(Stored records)
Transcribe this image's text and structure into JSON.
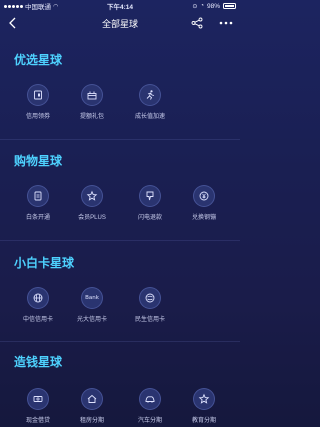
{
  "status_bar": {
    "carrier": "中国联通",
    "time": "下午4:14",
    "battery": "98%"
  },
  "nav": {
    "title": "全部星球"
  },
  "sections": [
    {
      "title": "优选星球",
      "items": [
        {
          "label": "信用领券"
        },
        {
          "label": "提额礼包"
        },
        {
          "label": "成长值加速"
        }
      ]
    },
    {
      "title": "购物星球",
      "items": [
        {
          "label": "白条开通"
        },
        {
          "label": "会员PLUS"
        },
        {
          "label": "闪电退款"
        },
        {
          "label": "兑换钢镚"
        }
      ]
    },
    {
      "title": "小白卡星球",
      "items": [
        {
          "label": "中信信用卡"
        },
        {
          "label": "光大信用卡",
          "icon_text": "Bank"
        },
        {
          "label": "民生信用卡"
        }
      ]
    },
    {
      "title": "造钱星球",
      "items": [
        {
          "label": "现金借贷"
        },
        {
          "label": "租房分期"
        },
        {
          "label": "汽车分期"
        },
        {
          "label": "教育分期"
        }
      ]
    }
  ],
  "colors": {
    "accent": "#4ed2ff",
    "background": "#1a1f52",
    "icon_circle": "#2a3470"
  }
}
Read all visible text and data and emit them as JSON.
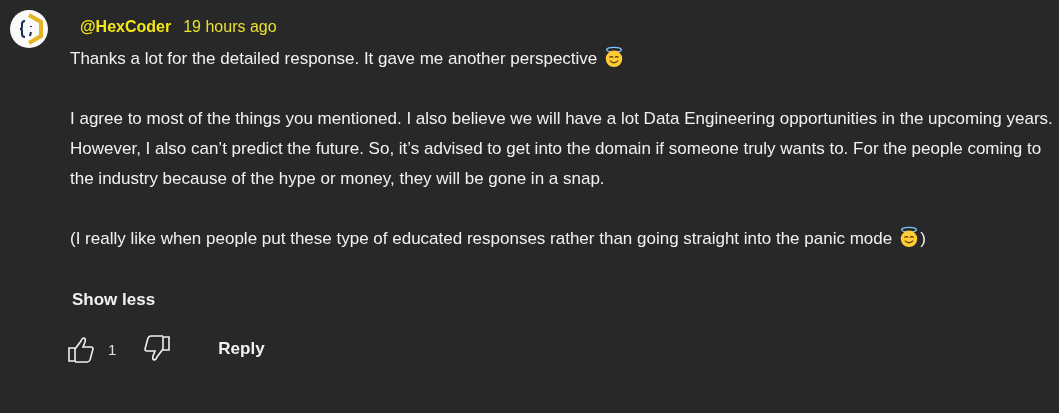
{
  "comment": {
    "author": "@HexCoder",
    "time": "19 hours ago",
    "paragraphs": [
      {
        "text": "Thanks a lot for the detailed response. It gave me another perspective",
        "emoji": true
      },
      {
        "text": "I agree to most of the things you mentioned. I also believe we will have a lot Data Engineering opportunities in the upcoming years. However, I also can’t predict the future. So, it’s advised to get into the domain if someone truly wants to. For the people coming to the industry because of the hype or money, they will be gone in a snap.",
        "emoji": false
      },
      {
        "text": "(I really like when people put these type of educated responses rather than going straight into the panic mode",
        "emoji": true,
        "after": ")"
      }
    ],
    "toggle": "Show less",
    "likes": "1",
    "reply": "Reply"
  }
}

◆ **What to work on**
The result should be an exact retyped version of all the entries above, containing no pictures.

◆ **Task output**
Transcribe this image's text and structure into JSON.
{
  "status_bar": {
    "carrier": "中国联通",
    "time": "下午4:14",
    "battery": "98%"
  },
  "nav": {
    "title": "全部星球"
  },
  "sections": [
    {
      "title": "优选星球",
      "items": [
        {
          "label": "信用领券"
        },
        {
          "label": "提额礼包"
        },
        {
          "label": "成长值加速"
        }
      ]
    },
    {
      "title": "购物星球",
      "items": [
        {
          "label": "白条开通"
        },
        {
          "label": "会员PLUS"
        },
        {
          "label": "闪电退款"
        },
        {
          "label": "兑换钢镚"
        }
      ]
    },
    {
      "title": "小白卡星球",
      "items": [
        {
          "label": "中信信用卡"
        },
        {
          "label": "光大信用卡",
          "icon_text": "Bank"
        },
        {
          "label": "民生信用卡"
        }
      ]
    },
    {
      "title": "造钱星球",
      "items": [
        {
          "label": "现金借贷"
        },
        {
          "label": "租房分期"
        },
        {
          "label": "汽车分期"
        },
        {
          "label": "教育分期"
        }
      ]
    }
  ],
  "colors": {
    "accent": "#4ed2ff",
    "background": "#1a1f52",
    "icon_circle": "#2a3470"
  }
}
Read all visible text and data and emit them as JSON.
{
  "comment": {
    "author": "@HexCoder",
    "time": "19 hours ago",
    "paragraphs": [
      {
        "text": "Thanks a lot for the detailed response. It gave me another perspective",
        "emoji": true
      },
      {
        "text": "I agree to most of the things you mentioned. I also believe we will have a lot Data Engineering opportunities in the upcoming years. However, I also can’t predict the future. So, it’s advised to get into the domain if someone truly wants to. For the people coming to the industry because of the hype or money, they will be gone in a snap.",
        "emoji": false
      },
      {
        "text": "(I really like when people put these type of educated responses rather than going straight into the panic mode",
        "emoji": true,
        "after": ")"
      }
    ],
    "toggle": "Show less",
    "likes": "1",
    "reply": "Reply"
  }
}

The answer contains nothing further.